if you wait too long you can miss them.
When you are in the light, everything follows you,
but when you enter into the dark,
even your own shadow doesn’t follow you.
Coin always makes sound
but the currency notes are always silent.
So when your value increases keep yourself calm silent.
It is very easy to defeat someone;
but it is very hard to win over someone
(contributed by: Mohan Rao on 04.09.2011)
Sardarji went hunting one day on Ontario and bagged three ducks. He put them in the back of his pickup truck and was about to drive home when, he was confronted by a game warden, who was not fond of Sardars.
The Game warden ordered the Sardar to show his hunting license and the Sardar pulled out a valid Ontario hunting license.
The Game warden looked at the license then reached over and picked up one of the ducks, sniffed its butt and said, “This duck ain’t from Ontario, This is a Quebec duck. Have you got a Quebec hunting license, boy??”.
The Sardar reached into his wallet and produced a Quebec hunting license.
The Game warden looked at it, then reached over and grabbed the second duck, sniffed its butt and said ” This ain’t no Quebec duck. This duck’s from Manitoba. You got a Manitoba license??”.
The Sardar reached into his wallet and produced a Manitoba hunting license.
The Warden then reached over and picked up the third duck, sniffed its butt and said ” This ain’t no Manitoba duck. This here duck’s from Nova Scotia. You got a Nova Scotia hunting license??”.
Again the sardar reached into his wallet, keeping calm and patience and brought out a Nova Scotia license.
The Game warden was extremely frustrated at this point and he yelled at the sardar” Just where the hell are you from??”,
The sardar smiled , turned around bent over, dropped his pants showing his butt and said ” You tell me, you are the expert””.(contributed by: Mohan Rao on 15.09.2011)
Talk about spin meisters with a sense of humour! Wonderful stuff!
No matter what side of the political fence you’re on, THIS is FUNNY and VERY telling! It just all depends on how you look at the same things.
Judy Rudd an amateur genealogy researcher in south east Queensland , was doing some personal work on her own family tree. She discovered that ex-Prime Minister Kevin Ruddآ’s great-great uncle, Remus Rudd, was hanged for horse stealing and train robbery in Melbourne in 1889. Both Judy and Kevin Rudd share this common ancestor.
The only known photograph of Remus shows him standing on the gallows at the Melbourne Gaol.
‘Remus Rudd horse thief, sent to Melbourne Gaol 1885, escaped 1887, robbed the Melbourne-Geelong train six times.
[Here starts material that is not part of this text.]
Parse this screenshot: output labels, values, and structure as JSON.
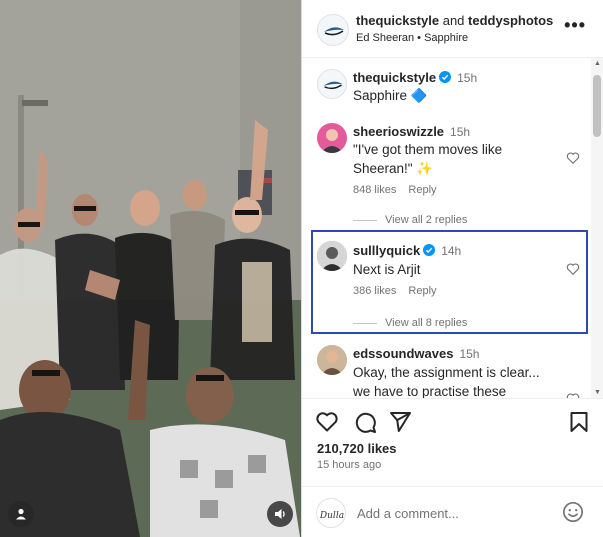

Caught by Victoria Police Force, convicted and hanged in 1889.’
So Judy recently e-mailed former Prime Minister Rudd for information about their great-great uncle, Remus Rudd.
Believe it or not, Kevin Rudd’s staff sent back the following biographical sketch for her genealogy research:
“Remus Rudd was famous in Victoria during the mid to late 1800s. His business empire grew to include acquisition of valuable equestrian assets and intimate dealings with the Melbourne-Geelong Railway.
Beginning in 1883, he devoted several years of his life to government service, finally taking leave to resume his dealings with the Railway.
In 1887, he was a key player in a vital investigation run by the Victoria Police Force. In 1889, Remus passed away during an important civic function held in his honour when the platform upon which he was standing collapsed..”
NOW Thatآ’s how it’s done, Folks!
(contributed by: Mohan Rao on 19.03.2012)Talk about spin meisters with a sense of humour! Wonderful stuff! AUSTRALIAN WAY No matter what side of the political fence you’re on, THIS is FUNNY and VERY telling! It just all depends on how you look at the same things. Judy Rudd an amateur genealogy researcher in south east Queensland , was doing some personal work on ...